Whenever I am struggling to find the right words—the blocking and tackling of writing—I’m convinced that others must find it easier to write than me. I’m jealous of the facile writer, the first-time-right composers, those with the gift of “flow.”


So Heller’s comment lifted my spirits.

I’m a block writer, for the most part. My method is similar to Ring Lardner’s (according to Harold Ross,”…he {Lardner} said he wrote a few widely separated words or phrases on a piece of paper and then went back and filled in the spaces.”), followed by revision. And more revision. I spend more time rewriting than writing.

Some writers I’ve talked to tell me that they can only write from front to back, from the lead sentence onward. They don’t move on until they’re happy with each sentence. Adopting that technique would give me a vicious case of writer’s block: I find skipping ahead to work on a sentence here or a paragraph there keeps me going. I think of my writing as a patchwork quilt, passages and paragraphs stitched together with transitions.

Copyright © 2007 Jefferson Flanders

Writing it down

“A poet never takes notes,” said Robert Frost. “You never take notes in a love affair.”

Frost knew something about writing poetry, but I think he was being a touch precious about the question of notes.

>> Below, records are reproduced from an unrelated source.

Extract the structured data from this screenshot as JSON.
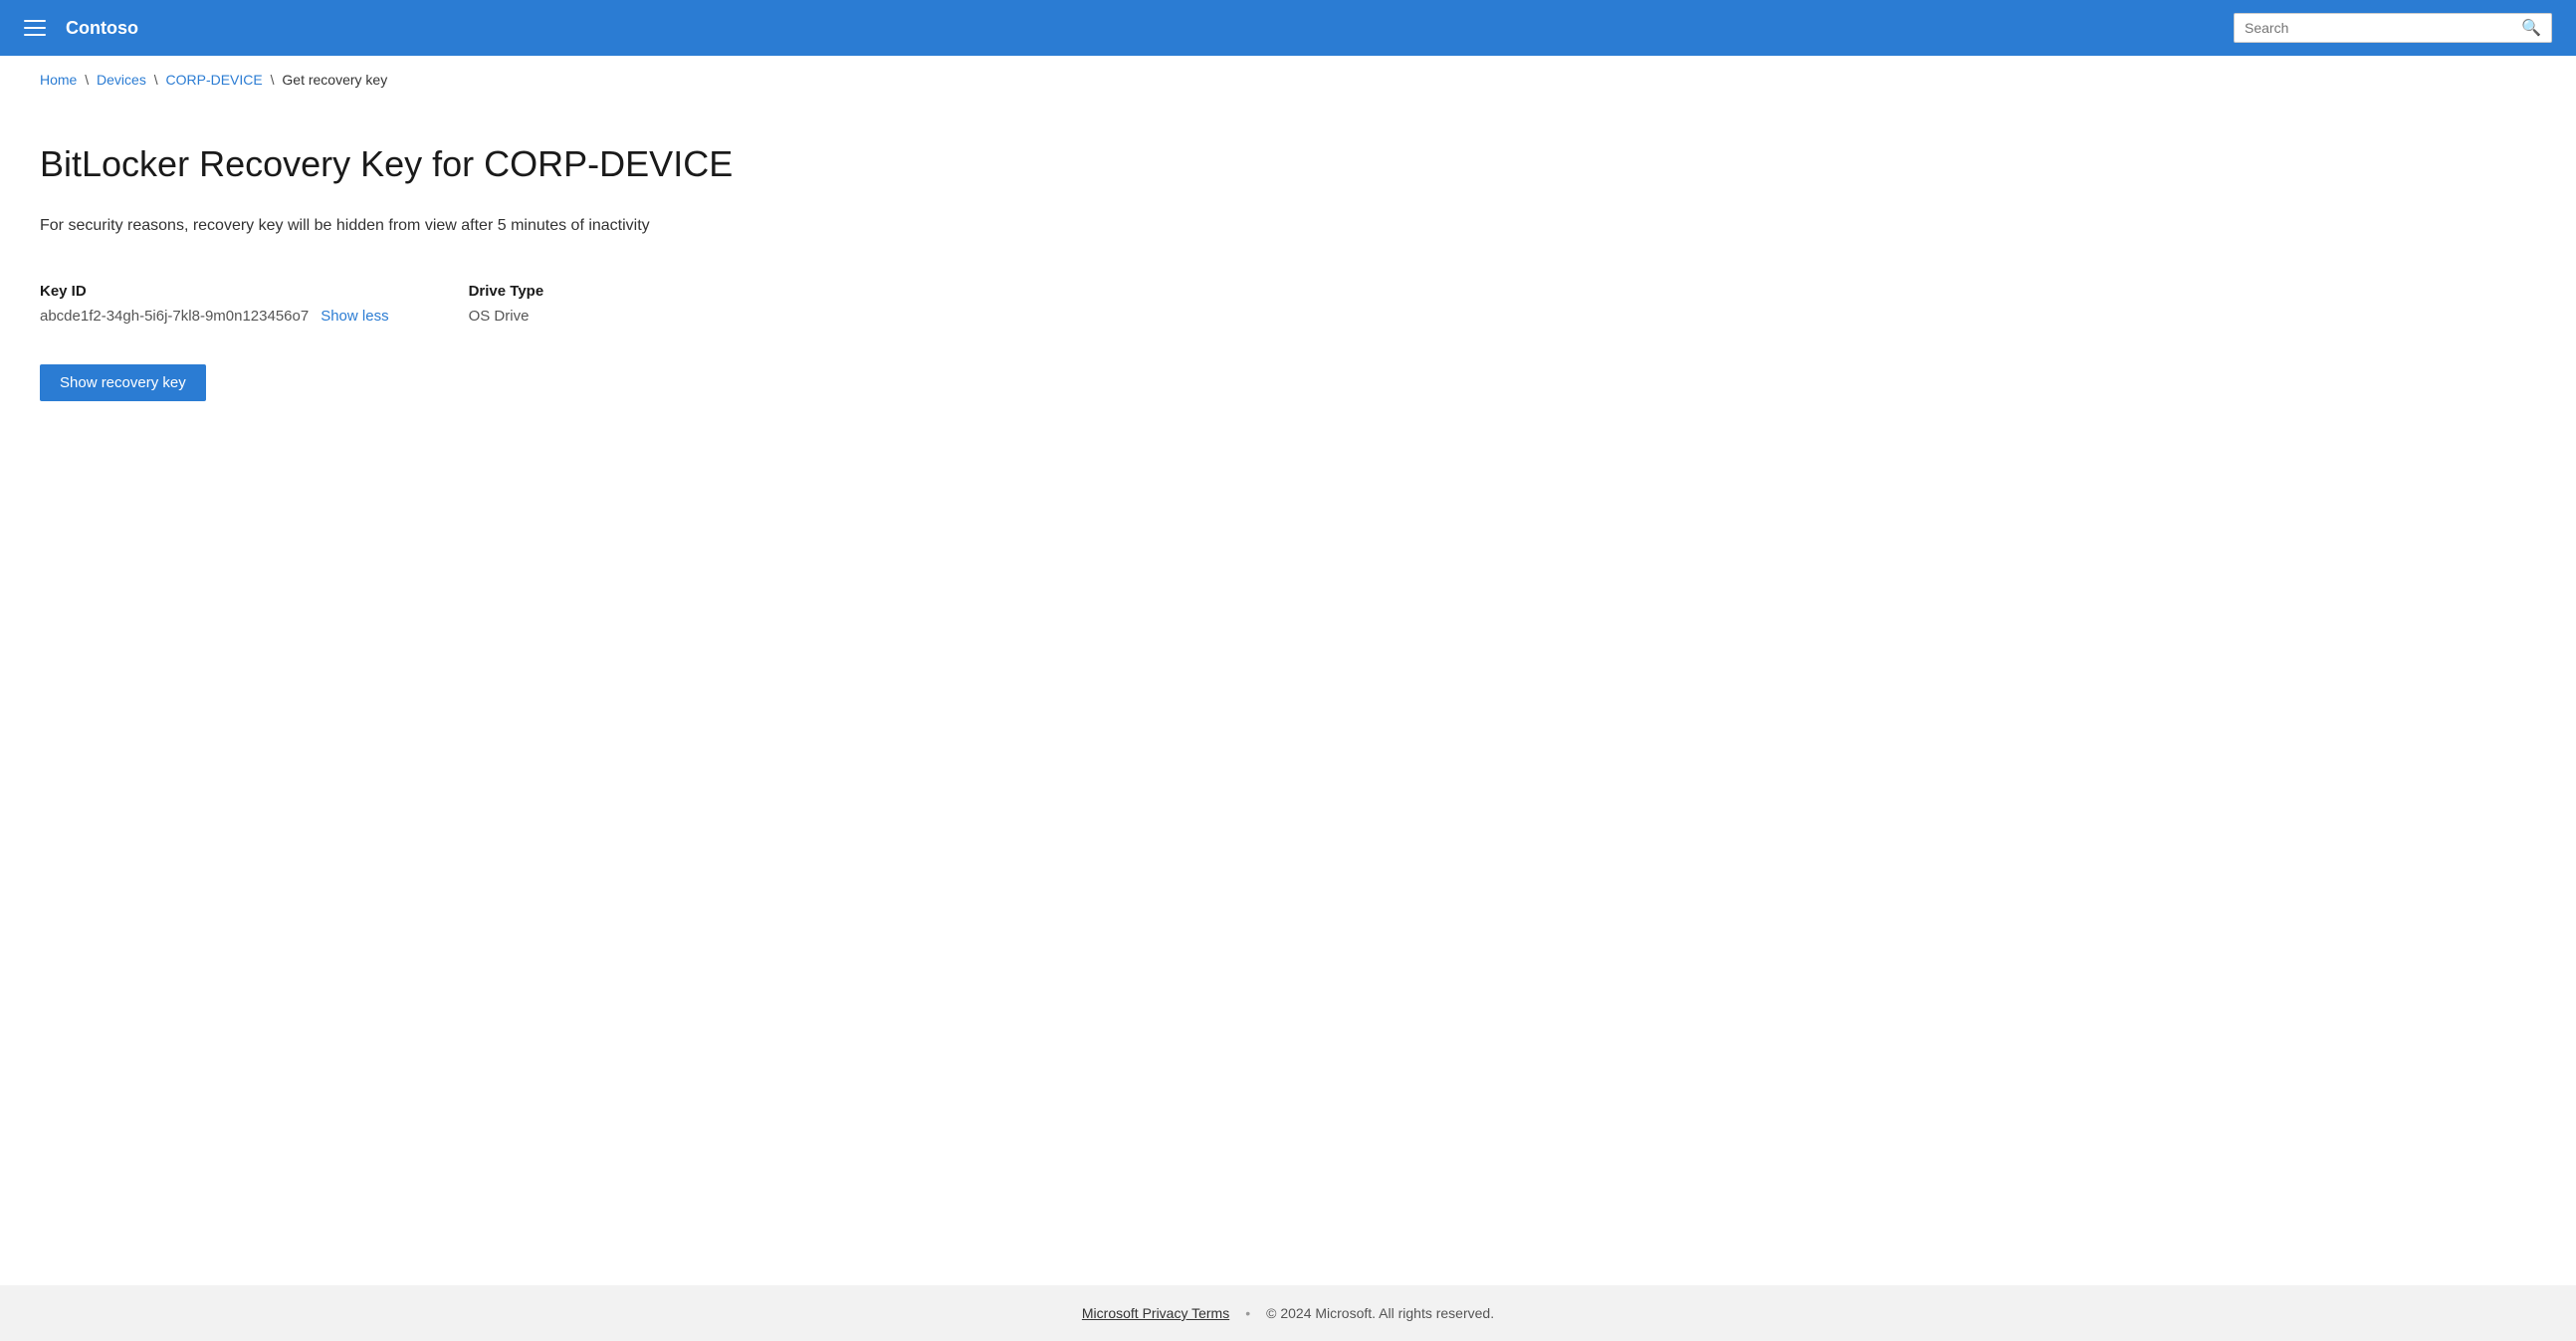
{
  "header": {
    "title": "Contoso",
    "search_placeholder": "Search"
  },
  "breadcrumb": {
    "home": "Home",
    "devices": "Devices",
    "device_name": "CORP-DEVICE",
    "current": "Get recovery key"
  },
  "main": {
    "page_title": "BitLocker Recovery Key for CORP-DEVICE",
    "security_notice": "For security reasons, recovery key will be hidden from view after 5 minutes of inactivity",
    "key_id_label": "Key ID",
    "key_id_value": "abcde1f2-34gh-5i6j-7kl8-9m0n123456o7",
    "show_less_label": "Show less",
    "drive_type_label": "Drive Type",
    "drive_type_value": "OS Drive",
    "show_recovery_key_button": "Show recovery key"
  },
  "footer": {
    "privacy_link": "Microsoft Privacy Terms",
    "copyright": "© 2024 Microsoft. All rights reserved."
  }
}
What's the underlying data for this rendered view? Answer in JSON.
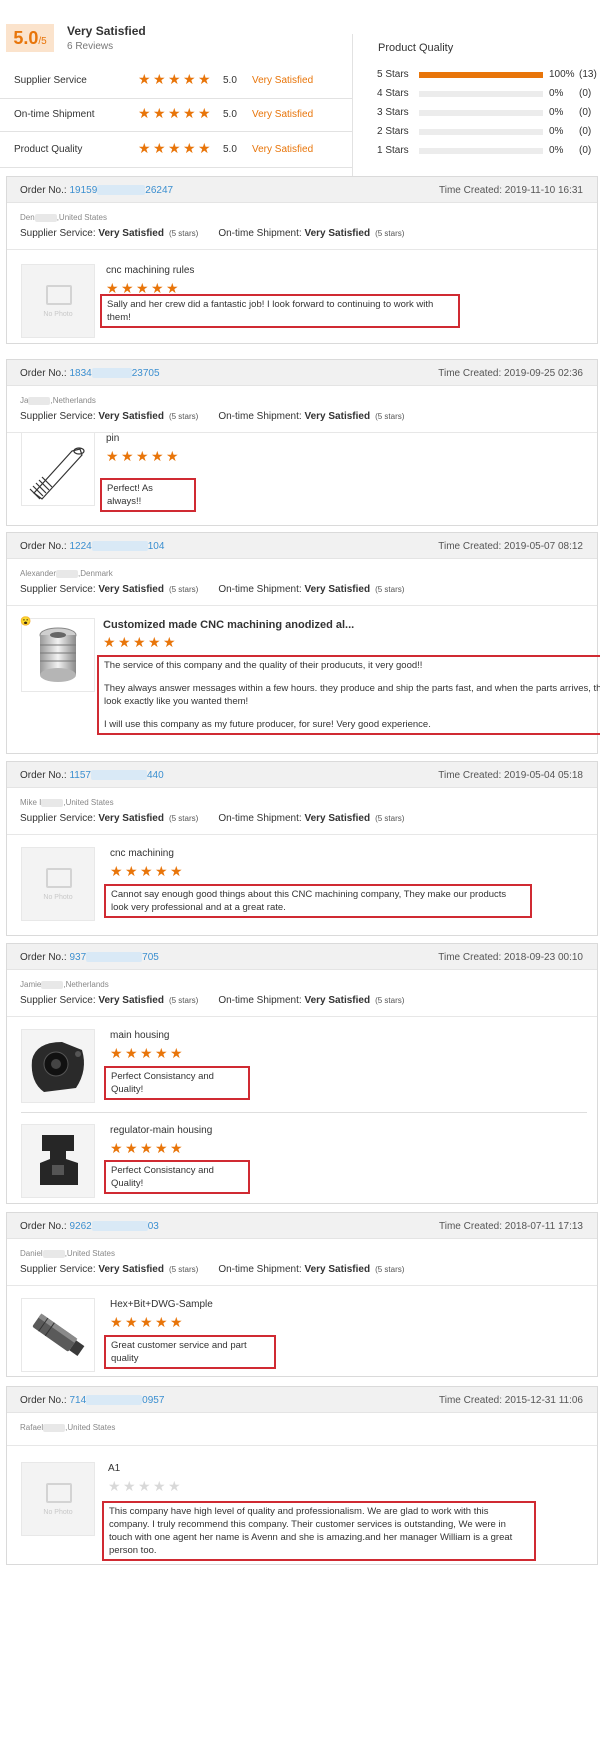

Isn’t it the rare writer who can create totally from memory? Perhaps I betray my journalistic roots, but I know that I find myself scribbling notes to myself all time—observations, phrases, something overhead, a particularly good argument I’ve made to myself. They come in handy, because of my all-too-faulty memory.


In fact, I regret the times when I didn’t stop to write down some particularly apt or telling idea or sentence or description. Too often it would be lost forever (floating somewhere in my subconciousness, I suppose).

Now I would agree that Frost’s image of the lover obsessively chronicling the love affair—making notes instead of making love—isn’t an appealing one. But has all great love poetry been created from by noteless poets? I would think not. What are journals, diaries, letters, writer’s notebooks for?

I remember reading once that William Carlos Williams, a doctor and marvelous poet, would scrawl lines on his prescription pads; Wallace Stevens, insurance executive and poet, kept his “poetry notes” in the lower right hand drawer of his desk where he could quickly add ideas or words when the Muse moved him.

Yes, I have deliberately taken Frost’s comment too literally—he was, I think, contrasting the need to live without self-consciously observing that life while in the moment—but it got me thinking about “writing it down.”

Copyright © 2007 Jefferson Flanders
All rights reserved